Two formidable Democrats entered the race to succeed Estes Kefauver; Congressman Ross Bass of Pulaski and Governor Frank Clement. Bass was considered the more liberal of the two candidates and the congressman came to Memphis where he was greeted by a number of supporters, which included George Grider.

Grider was one of the best-known members of the Shelby County Quarterly Court. The attorney had, according to the Nashville Tennessean, uncovered “dope peddling, brutality and homosexuality” which caused reforms to be enacted at the Shelby County Penal Farm. In 1964, Squire Grider was investigating alleged election irregularities, which had prompted additional investigations by the Shelby County District Attorney General’s office and “possibly the FBI.”

A demonstration of the powers of incumbency usually does no harm to a congressman. As George Grider was getting some attention from the news media locally, so, too, was Congressman Clifford Davis. Congressman Charles A. Buckley of New York, Chairman of the House Public Works Committee, had introduced a bill to name a proposed interstate highway bridge in Memphis for Cliff Davis. Buckley thought it a “fitting tribute to Clifford Davis for his 24 years of distinguished service in the House of Representatives, during which he has so ably represented the Tennessee Ninth Congressional District…” The bridge would cross the Mississippi River in North Memphis.
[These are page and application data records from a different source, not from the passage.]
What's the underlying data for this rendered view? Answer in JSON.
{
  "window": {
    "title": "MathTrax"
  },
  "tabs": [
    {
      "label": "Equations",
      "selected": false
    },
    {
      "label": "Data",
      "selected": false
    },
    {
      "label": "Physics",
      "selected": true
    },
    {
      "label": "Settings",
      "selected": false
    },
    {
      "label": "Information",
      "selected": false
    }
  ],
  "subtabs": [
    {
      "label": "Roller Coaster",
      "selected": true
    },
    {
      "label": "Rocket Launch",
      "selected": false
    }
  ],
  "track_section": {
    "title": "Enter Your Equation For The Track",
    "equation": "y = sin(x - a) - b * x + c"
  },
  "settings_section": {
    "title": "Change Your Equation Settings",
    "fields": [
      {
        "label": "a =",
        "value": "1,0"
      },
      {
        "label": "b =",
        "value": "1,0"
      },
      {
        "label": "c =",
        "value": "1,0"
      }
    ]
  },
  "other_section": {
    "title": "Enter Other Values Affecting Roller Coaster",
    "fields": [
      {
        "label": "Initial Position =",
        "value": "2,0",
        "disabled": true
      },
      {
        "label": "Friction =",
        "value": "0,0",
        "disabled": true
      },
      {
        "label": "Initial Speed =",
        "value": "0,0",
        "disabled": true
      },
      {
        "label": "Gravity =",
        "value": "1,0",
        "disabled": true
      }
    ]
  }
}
It was a not so subtle reminder to voters Cliff Davis had friends and influence inside the House of Representatives. The question to be answered in the coming election was how many friends did Cliff Davis have inside the district?